“The proposal addressed a technology pain point, as the project enables a safe and reusable landing pad required for sustainable lunar exploration,” Dankanich said. “The team worked many hundreds of hours, engaged NASA subject matter experts, and went from concept formulation to a preliminary design. They then turned that design into reality with the subscale construction, all in a few short months.”
The pad was comprised of essentially two layers. A “roof” where a rocket launches from or lands on, and a series of channels below that to safely redirect the exhaust. Slits in the roof allow exhaust from rockets to travel into the carefully designed channels that direct the exhaust flow to the edge of the launch pad where it exits through specialized vents. A central cone and dividers support the weight of the rocket and pad roof. A wall surrounds the structure, capturing any lunar dust particles that become mobilized during a launch or landing.
To test the complex design and its ability to be 3D-printed, the team worked with experts from Marshall's Moon-to-Mars Planetary Autonomous Construction Technologies project, or MMPACT. MMPACT is funded by NASA’s Game Changing Development program and aims to develop, deliver, and demonstrate on-demand capabilities to protect astronauts and create infrastructure on the lunar surface via construction of landing pads, habitats, shelters, roadways, berms and blast shields using lunar regolith-based materials.
Dankanich described Mike Fiske, an MMPACT project lead, as “one of his heroes, for not just mentoring the Lunar PAD team, but truly making them a part of the NASA team.” Fiske coordinated with NASA subject matter experts and other government, industry, and academic partners in support of the project.
Fiske and the Lunar PAD student team returned to Camp Swift last week to see how their prototype would hold up under the extreme high-temperatures and stresses created by a rocket engine. Instrumentation to measure temperature, strain, and exhaust flow behavior was integrated into the pad during printing. The Sounding Rocketry Team at Texas A&M University in College Station assisted with hot fire testing and fabrication of the rocket motor. Based on preliminary analysis and results from instrumentation, the lunar launch and landing pad performed as designed.

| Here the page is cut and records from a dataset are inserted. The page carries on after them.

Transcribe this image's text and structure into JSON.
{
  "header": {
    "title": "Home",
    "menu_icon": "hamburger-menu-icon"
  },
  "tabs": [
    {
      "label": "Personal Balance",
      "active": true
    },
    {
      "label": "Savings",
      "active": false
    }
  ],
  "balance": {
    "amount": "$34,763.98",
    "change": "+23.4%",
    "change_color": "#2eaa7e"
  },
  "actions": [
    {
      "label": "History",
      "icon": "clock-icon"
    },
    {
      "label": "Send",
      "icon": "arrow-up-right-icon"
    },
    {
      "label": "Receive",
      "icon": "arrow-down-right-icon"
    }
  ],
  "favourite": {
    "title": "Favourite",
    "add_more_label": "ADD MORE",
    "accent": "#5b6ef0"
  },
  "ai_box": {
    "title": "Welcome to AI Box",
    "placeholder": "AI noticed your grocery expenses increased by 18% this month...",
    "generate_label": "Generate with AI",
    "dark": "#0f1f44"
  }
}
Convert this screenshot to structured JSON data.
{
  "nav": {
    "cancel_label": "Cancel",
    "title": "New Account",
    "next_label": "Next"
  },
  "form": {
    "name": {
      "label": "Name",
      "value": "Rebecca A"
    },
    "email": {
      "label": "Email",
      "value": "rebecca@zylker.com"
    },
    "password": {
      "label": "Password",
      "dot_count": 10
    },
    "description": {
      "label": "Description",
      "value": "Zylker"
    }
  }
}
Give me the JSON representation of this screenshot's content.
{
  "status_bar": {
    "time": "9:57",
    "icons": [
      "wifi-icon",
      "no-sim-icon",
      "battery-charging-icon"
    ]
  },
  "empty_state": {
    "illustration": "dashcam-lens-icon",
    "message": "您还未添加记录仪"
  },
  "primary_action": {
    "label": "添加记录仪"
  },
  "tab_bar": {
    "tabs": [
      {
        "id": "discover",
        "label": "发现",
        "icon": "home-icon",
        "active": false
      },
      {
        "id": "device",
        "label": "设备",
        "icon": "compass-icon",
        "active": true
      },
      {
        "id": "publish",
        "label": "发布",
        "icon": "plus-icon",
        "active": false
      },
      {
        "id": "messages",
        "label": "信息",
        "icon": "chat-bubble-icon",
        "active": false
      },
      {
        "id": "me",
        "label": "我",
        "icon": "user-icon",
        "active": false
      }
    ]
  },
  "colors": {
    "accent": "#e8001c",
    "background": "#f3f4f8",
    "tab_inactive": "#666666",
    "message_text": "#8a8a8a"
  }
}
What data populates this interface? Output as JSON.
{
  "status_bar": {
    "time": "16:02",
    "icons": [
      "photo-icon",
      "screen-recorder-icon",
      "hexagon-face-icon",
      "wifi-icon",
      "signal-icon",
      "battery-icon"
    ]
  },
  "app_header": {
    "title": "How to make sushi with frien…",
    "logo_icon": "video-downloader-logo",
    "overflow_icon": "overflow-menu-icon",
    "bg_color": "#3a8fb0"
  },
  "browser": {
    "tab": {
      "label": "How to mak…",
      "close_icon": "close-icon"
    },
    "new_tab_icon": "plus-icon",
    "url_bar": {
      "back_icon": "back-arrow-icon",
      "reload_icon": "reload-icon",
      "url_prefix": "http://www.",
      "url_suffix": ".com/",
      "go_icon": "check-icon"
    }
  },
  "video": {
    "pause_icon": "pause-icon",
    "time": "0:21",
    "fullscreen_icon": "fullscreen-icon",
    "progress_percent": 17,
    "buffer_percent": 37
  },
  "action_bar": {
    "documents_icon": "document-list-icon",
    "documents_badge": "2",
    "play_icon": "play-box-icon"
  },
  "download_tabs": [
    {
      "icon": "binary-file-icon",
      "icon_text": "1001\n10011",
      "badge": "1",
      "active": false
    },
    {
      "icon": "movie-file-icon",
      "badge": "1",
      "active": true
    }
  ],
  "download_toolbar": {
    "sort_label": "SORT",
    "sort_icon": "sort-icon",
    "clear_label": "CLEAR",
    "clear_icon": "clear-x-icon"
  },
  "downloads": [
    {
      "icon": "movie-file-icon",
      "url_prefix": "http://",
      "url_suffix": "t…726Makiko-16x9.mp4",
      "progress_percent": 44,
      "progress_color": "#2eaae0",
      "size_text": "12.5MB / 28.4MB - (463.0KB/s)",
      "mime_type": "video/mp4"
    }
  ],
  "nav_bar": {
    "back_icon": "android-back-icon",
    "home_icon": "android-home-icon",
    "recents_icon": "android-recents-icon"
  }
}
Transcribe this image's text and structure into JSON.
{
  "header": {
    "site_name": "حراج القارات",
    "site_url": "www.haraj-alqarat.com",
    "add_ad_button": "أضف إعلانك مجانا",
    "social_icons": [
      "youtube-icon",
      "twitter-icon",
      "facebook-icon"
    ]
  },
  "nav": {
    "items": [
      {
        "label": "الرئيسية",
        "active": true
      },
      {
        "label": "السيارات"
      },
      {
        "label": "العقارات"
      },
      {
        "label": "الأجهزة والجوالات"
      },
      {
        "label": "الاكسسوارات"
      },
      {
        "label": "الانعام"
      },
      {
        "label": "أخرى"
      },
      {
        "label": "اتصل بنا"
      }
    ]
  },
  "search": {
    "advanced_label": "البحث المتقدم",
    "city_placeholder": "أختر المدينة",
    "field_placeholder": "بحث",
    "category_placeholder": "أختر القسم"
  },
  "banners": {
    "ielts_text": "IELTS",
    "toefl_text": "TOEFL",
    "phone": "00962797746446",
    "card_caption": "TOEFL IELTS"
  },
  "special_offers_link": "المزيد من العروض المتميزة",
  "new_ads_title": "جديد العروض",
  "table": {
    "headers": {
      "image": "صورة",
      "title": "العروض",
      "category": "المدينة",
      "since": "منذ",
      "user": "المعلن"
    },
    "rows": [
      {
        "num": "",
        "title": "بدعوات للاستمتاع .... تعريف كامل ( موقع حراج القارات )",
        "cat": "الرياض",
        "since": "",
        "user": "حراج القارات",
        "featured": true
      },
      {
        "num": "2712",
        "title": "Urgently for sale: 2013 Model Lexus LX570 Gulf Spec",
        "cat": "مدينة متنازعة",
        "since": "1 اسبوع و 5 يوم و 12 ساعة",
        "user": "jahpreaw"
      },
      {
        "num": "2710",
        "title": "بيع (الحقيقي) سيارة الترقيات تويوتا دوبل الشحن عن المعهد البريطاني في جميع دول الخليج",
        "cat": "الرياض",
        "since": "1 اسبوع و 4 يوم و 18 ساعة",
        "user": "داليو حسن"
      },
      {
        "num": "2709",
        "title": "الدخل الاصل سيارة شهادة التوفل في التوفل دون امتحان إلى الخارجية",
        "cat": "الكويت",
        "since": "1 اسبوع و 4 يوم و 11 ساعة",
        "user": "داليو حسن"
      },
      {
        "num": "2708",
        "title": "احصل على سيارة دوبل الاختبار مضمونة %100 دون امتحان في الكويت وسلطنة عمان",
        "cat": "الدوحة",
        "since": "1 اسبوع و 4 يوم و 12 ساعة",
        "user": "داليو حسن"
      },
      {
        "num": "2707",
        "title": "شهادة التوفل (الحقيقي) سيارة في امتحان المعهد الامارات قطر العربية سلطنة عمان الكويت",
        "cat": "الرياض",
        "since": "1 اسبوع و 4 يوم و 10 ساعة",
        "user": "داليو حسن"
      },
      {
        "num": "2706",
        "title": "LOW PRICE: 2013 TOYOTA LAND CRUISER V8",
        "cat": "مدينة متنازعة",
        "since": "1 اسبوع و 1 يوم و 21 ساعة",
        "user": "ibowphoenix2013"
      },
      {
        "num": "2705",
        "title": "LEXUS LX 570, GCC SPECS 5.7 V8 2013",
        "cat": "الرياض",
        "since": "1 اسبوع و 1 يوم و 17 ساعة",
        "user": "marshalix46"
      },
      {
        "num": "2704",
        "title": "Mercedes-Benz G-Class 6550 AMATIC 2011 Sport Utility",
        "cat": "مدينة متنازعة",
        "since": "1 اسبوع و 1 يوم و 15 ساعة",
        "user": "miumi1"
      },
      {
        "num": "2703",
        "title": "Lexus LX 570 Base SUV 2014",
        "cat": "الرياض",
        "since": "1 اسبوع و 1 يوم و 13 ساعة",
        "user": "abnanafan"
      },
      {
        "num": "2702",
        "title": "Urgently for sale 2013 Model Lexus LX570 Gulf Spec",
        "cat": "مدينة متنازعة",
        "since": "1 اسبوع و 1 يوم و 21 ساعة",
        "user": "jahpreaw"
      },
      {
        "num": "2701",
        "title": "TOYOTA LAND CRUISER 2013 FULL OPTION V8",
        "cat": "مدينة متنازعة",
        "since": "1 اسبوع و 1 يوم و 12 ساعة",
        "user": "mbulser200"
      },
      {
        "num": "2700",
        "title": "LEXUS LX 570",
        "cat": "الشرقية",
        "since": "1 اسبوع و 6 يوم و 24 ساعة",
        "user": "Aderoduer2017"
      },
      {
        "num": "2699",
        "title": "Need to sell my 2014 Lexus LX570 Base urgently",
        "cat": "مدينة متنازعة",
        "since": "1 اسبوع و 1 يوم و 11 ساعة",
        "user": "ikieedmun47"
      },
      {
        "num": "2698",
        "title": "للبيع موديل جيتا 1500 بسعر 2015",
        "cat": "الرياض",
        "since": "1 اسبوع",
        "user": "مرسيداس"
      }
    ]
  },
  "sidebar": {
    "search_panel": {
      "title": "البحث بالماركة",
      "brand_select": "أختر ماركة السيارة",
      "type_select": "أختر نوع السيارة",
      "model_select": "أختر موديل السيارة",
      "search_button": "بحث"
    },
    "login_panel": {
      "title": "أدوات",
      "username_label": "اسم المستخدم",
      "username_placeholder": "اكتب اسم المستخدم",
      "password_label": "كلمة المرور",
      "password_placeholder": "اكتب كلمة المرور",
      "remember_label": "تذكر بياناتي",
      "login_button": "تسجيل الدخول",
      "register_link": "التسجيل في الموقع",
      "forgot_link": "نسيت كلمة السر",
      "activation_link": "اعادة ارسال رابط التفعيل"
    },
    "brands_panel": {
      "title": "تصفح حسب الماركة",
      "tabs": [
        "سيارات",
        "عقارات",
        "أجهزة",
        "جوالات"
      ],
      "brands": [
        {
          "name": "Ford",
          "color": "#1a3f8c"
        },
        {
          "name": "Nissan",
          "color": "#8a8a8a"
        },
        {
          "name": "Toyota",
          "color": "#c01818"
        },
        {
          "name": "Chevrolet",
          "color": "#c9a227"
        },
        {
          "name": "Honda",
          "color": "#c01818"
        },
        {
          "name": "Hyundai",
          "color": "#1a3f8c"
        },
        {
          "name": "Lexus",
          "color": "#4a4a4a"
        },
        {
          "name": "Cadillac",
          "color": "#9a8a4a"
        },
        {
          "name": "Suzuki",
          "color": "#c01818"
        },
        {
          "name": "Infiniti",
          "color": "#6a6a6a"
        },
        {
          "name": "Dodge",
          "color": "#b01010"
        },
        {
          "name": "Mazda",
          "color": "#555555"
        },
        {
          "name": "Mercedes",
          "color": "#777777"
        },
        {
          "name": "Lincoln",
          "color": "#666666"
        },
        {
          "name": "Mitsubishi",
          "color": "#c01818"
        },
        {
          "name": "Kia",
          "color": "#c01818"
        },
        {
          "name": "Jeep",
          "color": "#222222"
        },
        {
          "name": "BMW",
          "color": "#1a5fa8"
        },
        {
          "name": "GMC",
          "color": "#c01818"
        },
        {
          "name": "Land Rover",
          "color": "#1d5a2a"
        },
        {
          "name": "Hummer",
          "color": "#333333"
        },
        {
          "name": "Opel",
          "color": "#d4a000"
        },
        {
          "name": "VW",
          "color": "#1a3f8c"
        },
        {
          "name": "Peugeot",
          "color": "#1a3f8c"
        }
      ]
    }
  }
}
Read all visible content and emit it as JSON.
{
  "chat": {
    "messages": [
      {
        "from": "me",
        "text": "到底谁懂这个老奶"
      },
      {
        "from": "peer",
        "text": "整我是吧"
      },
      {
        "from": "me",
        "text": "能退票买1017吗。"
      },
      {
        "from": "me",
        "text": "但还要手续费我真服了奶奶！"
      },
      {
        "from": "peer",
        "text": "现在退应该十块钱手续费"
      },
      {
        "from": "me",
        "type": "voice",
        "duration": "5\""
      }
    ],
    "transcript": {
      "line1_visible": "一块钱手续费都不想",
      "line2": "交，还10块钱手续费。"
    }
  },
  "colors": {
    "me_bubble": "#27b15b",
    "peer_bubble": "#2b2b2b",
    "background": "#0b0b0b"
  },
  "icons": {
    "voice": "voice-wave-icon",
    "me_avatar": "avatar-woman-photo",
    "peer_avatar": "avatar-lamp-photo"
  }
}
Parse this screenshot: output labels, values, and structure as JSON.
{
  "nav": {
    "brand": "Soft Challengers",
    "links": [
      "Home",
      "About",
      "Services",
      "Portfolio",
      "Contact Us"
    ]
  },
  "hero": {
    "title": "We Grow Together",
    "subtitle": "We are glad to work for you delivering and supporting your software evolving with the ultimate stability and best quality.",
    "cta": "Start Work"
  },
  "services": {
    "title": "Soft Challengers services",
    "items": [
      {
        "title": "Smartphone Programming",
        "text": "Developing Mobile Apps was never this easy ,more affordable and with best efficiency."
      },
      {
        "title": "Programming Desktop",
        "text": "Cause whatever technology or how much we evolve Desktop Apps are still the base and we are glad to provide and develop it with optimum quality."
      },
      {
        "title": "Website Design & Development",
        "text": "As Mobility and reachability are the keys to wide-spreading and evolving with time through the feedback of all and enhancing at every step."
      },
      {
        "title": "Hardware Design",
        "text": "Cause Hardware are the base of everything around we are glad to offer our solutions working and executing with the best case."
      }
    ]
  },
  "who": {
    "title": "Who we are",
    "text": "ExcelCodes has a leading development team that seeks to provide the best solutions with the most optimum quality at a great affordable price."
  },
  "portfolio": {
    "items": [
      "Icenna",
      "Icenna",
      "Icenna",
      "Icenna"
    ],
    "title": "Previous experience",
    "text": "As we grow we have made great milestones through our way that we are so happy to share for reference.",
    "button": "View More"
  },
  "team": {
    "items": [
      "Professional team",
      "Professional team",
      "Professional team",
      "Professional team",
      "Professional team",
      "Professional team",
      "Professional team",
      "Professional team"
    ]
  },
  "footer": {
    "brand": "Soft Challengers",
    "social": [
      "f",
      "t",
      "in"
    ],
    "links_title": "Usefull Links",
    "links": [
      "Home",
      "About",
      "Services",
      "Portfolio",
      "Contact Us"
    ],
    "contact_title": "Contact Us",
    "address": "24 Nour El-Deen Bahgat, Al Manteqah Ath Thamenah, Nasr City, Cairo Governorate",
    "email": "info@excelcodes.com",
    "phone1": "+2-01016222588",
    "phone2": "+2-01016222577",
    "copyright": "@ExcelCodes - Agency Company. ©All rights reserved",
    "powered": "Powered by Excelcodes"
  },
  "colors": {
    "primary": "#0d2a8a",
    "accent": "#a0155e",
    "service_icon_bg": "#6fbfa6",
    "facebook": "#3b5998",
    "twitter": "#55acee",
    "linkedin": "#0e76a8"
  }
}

"It has been a pleasure working with these students over the last year and helping to advance the state of the art in planetary launch and landing pads,” said Fiske, an in-space manufacturing engineer with Jacobs Engineering Group Inc. in Marshall's Space Technology Development Branch. “The results from this project contribute strongly to our future knowledge of lunar launch and landing pads and get us one step closer to lunar infrastructure.”
"While the Lunar PAD team is a very diverse group, we have always been bound together by our passion for the continued exploration of space," said Andres Campbell, a Principal Investigator for the Lunar PAD team. "We are looking forward to the continued success of the Lunar PAD project with future publications and other academic or professional work."
ICON develops advanced construction technologies that advance humanity. Using proprietary 3D printing robotics, software and advanced materials, ICON is shifting the paradigm of homebuilding on Earth and beyond. For more information visit www.iconbuild.com or follow the conversation on Instagram, Twitter, Facebook, YouTube (@ICON3DTech).